The task: Exactly as written, return all the data, leaving its pictures behind.

Items from an interface collection:
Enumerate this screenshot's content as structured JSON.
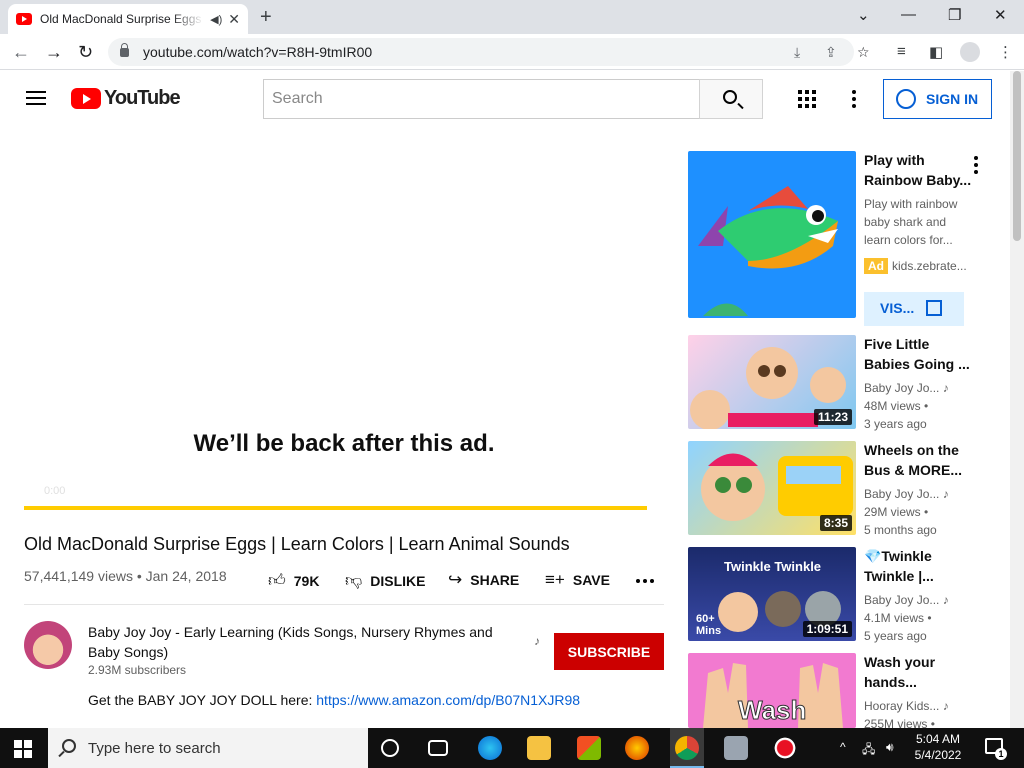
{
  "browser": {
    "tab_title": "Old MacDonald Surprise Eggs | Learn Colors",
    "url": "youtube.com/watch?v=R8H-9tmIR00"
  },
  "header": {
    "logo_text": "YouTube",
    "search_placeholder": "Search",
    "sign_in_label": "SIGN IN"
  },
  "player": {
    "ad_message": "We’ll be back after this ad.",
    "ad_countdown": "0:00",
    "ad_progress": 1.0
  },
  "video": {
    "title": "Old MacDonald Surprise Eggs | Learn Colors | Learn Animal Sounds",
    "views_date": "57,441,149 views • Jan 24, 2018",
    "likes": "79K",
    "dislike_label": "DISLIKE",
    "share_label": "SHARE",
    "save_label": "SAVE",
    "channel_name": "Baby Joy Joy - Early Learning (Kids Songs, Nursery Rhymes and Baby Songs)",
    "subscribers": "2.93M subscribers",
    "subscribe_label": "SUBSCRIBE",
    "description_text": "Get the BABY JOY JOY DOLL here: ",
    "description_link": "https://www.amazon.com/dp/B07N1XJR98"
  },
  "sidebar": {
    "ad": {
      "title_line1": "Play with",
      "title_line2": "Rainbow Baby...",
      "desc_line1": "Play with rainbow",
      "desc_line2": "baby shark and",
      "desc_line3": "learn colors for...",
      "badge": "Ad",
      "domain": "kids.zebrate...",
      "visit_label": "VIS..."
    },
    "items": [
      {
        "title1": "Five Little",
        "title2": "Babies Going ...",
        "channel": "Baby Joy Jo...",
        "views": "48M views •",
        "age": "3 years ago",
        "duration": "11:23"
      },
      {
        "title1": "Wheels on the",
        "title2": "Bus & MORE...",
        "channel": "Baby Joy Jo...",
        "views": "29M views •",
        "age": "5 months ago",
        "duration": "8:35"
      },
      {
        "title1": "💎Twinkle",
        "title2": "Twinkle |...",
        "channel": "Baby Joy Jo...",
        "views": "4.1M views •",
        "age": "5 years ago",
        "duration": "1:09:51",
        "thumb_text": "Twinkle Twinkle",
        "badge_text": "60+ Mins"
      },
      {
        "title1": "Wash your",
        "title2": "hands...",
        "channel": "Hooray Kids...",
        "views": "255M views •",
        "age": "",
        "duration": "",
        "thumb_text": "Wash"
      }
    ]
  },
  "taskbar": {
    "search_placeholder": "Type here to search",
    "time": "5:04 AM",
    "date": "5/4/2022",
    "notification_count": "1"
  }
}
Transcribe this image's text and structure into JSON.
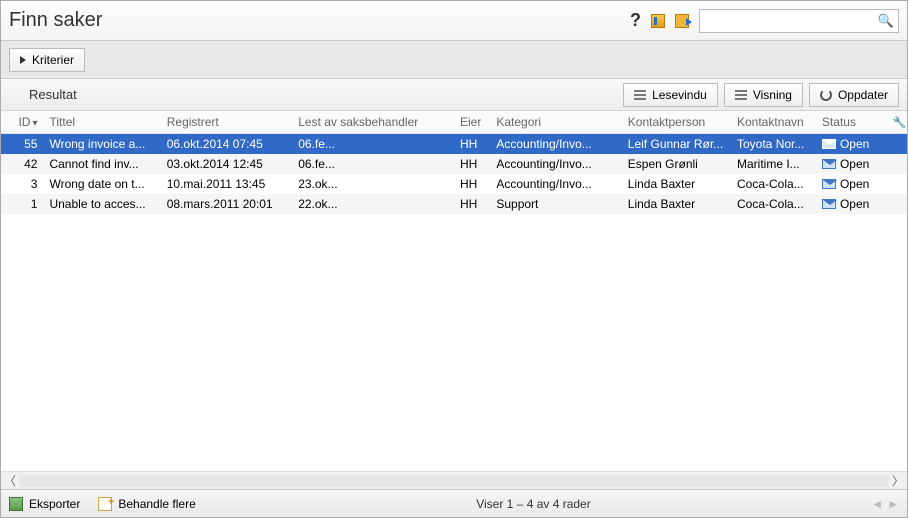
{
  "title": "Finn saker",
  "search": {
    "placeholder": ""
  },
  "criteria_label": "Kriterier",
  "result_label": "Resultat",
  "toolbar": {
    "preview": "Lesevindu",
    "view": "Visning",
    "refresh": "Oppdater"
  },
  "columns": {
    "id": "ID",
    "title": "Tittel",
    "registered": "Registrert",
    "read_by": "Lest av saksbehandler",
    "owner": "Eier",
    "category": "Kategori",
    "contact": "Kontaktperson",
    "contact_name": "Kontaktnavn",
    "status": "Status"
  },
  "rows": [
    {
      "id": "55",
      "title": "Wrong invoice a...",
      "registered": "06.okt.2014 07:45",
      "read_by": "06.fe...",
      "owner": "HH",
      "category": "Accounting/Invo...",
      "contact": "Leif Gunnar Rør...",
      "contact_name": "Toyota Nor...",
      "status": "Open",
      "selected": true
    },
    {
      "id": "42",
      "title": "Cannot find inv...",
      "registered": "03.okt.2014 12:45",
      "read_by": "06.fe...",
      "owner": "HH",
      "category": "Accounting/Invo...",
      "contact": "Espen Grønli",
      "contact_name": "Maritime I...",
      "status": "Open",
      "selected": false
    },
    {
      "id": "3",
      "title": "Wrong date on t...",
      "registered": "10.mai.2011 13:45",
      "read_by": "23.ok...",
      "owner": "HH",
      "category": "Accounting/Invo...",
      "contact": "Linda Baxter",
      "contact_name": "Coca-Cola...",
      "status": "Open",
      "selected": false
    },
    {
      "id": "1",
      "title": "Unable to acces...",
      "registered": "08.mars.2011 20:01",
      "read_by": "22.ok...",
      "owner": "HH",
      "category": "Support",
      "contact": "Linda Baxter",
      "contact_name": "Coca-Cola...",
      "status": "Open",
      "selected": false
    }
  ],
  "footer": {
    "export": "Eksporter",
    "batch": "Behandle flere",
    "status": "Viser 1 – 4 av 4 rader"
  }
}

Output of the task:
Enumerate this screenshot's content as structured JSON.
{
  "browser": {
    "tab_title": "Old MacDonald Surprise Eggs | Learn Colors",
    "url": "youtube.com/watch?v=R8H-9tmIR00"
  },
  "header": {
    "logo_text": "YouTube",
    "search_placeholder": "Search",
    "sign_in_label": "SIGN IN"
  },
  "player": {
    "ad_message": "We’ll be back after this ad.",
    "ad_countdown": "0:00",
    "ad_progress": 1.0
  },
  "video": {
    "title": "Old MacDonald Surprise Eggs | Learn Colors | Learn Animal Sounds",
    "views_date": "57,441,149 views • Jan 24, 2018",
    "likes": "79K",
    "dislike_label": "DISLIKE",
    "share_label": "SHARE",
    "save_label": "SAVE",
    "channel_name": "Baby Joy Joy - Early Learning (Kids Songs, Nursery Rhymes and Baby Songs)",
    "subscribers": "2.93M subscribers",
    "subscribe_label": "SUBSCRIBE",
    "description_text": "Get the BABY JOY JOY DOLL here: ",
    "description_link": "https://www.amazon.com/dp/B07N1XJR98"
  },
  "sidebar": {
    "ad": {
      "title_line1": "Play with",
      "title_line2": "Rainbow Baby...",
      "desc_line1": "Play with rainbow",
      "desc_line2": "baby shark and",
      "desc_line3": "learn colors for...",
      "badge": "Ad",
      "domain": "kids.zebrate...",
      "visit_label": "VIS..."
    },
    "items": [
      {
        "title1": "Five Little",
        "title2": "Babies Going ...",
        "channel": "Baby Joy Jo...",
        "views": "48M views •",
        "age": "3 years ago",
        "duration": "11:23"
      },
      {
        "title1": "Wheels on the",
        "title2": "Bus & MORE...",
        "channel": "Baby Joy Jo...",
        "views": "29M views •",
        "age": "5 months ago",
        "duration": "8:35"
      },
      {
        "title1": "💎Twinkle",
        "title2": "Twinkle |...",
        "channel": "Baby Joy Jo...",
        "views": "4.1M views •",
        "age": "5 years ago",
        "duration": "1:09:51",
        "thumb_text": "Twinkle Twinkle",
        "badge_text": "60+ Mins"
      },
      {
        "title1": "Wash your",
        "title2": "hands...",
        "channel": "Hooray Kids...",
        "views": "255M views •",
        "age": "",
        "duration": "",
        "thumb_text": "Wash"
      }
    ]
  },
  "taskbar": {
    "search_placeholder": "Type here to search",
    "time": "5:04 AM",
    "date": "5/4/2022",
    "notification_count": "1"
  }
}
Transcribe this image's text and structure into JSON.
{
  "title": "Finn saker",
  "search": {
    "placeholder": ""
  },
  "criteria_label": "Kriterier",
  "result_label": "Resultat",
  "toolbar": {
    "preview": "Lesevindu",
    "view": "Visning",
    "refresh": "Oppdater"
  },
  "columns": {
    "id": "ID",
    "title": "Tittel",
    "registered": "Registrert",
    "read_by": "Lest av saksbehandler",
    "owner": "Eier",
    "category": "Kategori",
    "contact": "Kontaktperson",
    "contact_name": "Kontaktnavn",
    "status": "Status"
  },
  "rows": [
    {
      "id": "55",
      "title": "Wrong invoice a...",
      "registered": "06.okt.2014 07:45",
      "read_by": "06.fe...",
      "owner": "HH",
      "category": "Accounting/Invo...",
      "contact": "Leif Gunnar Rør...",
      "contact_name": "Toyota Nor...",
      "status": "Open",
      "selected": true
    },
    {
      "id": "42",
      "title": "Cannot find inv...",
      "registered": "03.okt.2014 12:45",
      "read_by": "06.fe...",
      "owner": "HH",
      "category": "Accounting/Invo...",
      "contact": "Espen Grønli",
      "contact_name": "Maritime I...",
      "status": "Open",
      "selected": false
    },
    {
      "id": "3",
      "title": "Wrong date on t...",
      "registered": "10.mai.2011 13:45",
      "read_by": "23.ok...",
      "owner": "HH",
      "category": "Accounting/Invo...",
      "contact": "Linda Baxter",
      "contact_name": "Coca-Cola...",
      "status": "Open",
      "selected": false
    },
    {
      "id": "1",
      "title": "Unable to acces...",
      "registered": "08.mars.2011 20:01",
      "read_by": "22.ok...",
      "owner": "HH",
      "category": "Support",
      "contact": "Linda Baxter",
      "contact_name": "Coca-Cola...",
      "status": "Open",
      "selected": false
    }
  ],
  "footer": {
    "export": "Eksporter",
    "batch": "Behandle flere",
    "status": "Viser 1 – 4 av 4 rader"
  }
}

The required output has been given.